Things get much less atmospheric and abstract with "Wild Pack of Family Dogs," a simple diddy of acoustic guitar and accordian with Isaac musing over it all. It has that charm and simplicity Isaac pulls off so well. And it doesn't feel out of place at all after such a dramatic center part of the album. Just one example of how perfectly this album was constructed.

The last third of the album carries the album home without a single misstep. "Lives" is the most poignant of them all, with introspective lyrics about how it's difficult to remember that even if we could change ourselves to be anything, we'd probably be disappointed, so just take advantage of the life you have. The bridge gives me chills every time. "Life Like Weeds" is equally as good and leads to the outstanding and furious album closer, "What People are Made of."

I have literally only a handful of albums that I would take over The Moon & Antarctica. Not even OK Computer or Loveless top it. It shows a maturity of songwriting and album composition that's extremely rare and difficult to pull off so masterfully. I can't recommend it enough.

Thursday, May 28, 2009

Maybe a little background would be appropriate...

Before I post the first of my reviews, maybe I should share some essentials about my taste and what I like to listen to.

25 of my favorite bands/artists:

1. The Cure
2. Sonic Youth
3. The Smiths
4. Radiohead
5. Sigur Ros
6. Teenage Fanclub
7. Jeff Buckley
8. Portishead
9. Animal Collective
10. Modest Mouse
11. Joy Division
12. Fugazi
13. R.E.M.
14. Yo La Tengo
15. Belle & Sebastian
16. Deerhoof
17. Talk Talk
18. Massive Attack
19. PJ Harvey
20. The Jayhawks
21. The Beatles
22. Elliott Smith
23. The Velvet Underground
24. Led Zeppelin
25. Sam & Dave
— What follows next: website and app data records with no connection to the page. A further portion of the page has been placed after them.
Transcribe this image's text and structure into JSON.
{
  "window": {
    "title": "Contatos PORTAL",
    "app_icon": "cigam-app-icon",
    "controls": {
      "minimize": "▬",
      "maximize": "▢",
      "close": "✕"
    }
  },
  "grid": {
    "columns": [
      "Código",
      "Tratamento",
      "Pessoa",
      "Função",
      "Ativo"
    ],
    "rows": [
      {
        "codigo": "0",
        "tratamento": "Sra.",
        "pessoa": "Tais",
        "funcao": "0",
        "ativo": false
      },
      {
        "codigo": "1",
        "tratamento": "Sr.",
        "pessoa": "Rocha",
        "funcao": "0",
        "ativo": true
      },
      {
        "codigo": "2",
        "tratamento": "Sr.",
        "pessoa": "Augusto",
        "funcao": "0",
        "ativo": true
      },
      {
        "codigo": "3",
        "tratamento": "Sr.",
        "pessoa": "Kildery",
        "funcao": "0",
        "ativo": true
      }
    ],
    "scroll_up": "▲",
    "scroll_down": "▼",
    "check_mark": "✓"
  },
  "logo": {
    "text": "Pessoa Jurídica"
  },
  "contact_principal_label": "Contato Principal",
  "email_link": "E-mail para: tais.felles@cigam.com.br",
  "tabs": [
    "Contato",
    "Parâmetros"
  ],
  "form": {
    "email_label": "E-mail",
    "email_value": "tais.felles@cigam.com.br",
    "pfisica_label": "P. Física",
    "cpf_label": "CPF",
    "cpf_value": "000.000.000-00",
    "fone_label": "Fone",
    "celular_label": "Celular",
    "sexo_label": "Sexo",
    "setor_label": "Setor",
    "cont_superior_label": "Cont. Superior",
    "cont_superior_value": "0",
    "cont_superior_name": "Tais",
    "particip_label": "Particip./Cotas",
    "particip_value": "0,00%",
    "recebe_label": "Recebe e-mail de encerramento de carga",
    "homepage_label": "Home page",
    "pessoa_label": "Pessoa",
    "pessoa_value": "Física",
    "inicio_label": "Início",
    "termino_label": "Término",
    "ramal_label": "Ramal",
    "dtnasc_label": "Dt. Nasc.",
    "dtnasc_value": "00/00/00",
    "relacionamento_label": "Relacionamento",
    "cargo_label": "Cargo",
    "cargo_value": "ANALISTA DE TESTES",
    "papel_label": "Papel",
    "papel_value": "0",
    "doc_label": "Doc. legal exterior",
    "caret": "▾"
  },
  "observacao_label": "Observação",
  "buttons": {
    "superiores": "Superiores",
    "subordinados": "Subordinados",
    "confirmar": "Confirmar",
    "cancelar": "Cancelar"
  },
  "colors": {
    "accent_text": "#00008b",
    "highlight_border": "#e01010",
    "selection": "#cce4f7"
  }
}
My top 35 albums:

1. The Cure - Disintegration
2. Jeff Buckley - Grace
3. Sigur Ros - ( )
4. Joy Division - Closer
5. Sigur Ros - Ágætis byrjun
6. Modest Mouse - The Moon & Antarctica
7. My Bloody Valentine - Loveless
8. Radiohead - OK Computer
9. Sonic Youth - Dirty
10. The Stooges - Fun House
11. The Cure - Faith
12. R.E.M. - Murmur
13. Slint - Spiderland
14. Antonin Dvorak - Symphony No. 9 Performed by the New York Philharmonic
15. Deerhoof - Apple O'
16. Radiohead - Kid A
17. Queensryche - Operation: Mindcrime
18. The Cure - Pornography
19. The Cure - Seventeen Seconds
20. The Cure - Wish
21. The Cure - Bloodflowers
22. Belle & Sebastian - If You're Feeling Sinister
23. Lilys - Eccsame the Photon Band
24. The Smiths - Louder Than Bombs
25. dredg - El Cielo
26. Fugazi - Repeater + 3 Songs
27. Portishead - Third
28. Interpol - Turn on the Bright Lights
29. The Jesus & Mary Chain - Psychocandy
30. Massive Attack - Mezzanine
31. Stevie Wonder - Songs in the Key of Life
32. The Cure - Join the Dots: B-sides & Rarities
33. Animal Collective - Feels
34. Sam & Dave - The Best of Sam & Dave
35. Teenage Fanclub - Songs From Nothern Britain

And we're off!!!

So, anyone who knows me, knows that I love music. It's no secret. I might be borderline obsessive. If you don't believe me, just come into my home and take a look at my collection of nearly 500 albums.

I've always loved writing album reviews in my spare time just for fun. Recently, I've played around with the idea of posting reviews online for anyone who is interested. I'll probably also use this as a means of posting lists, interesting upcoming concerts, and other random tidbits.

Hopefully this can be a means of finding great new music for all who come and read the $0.02 I have to offer on these albums. goes nothing!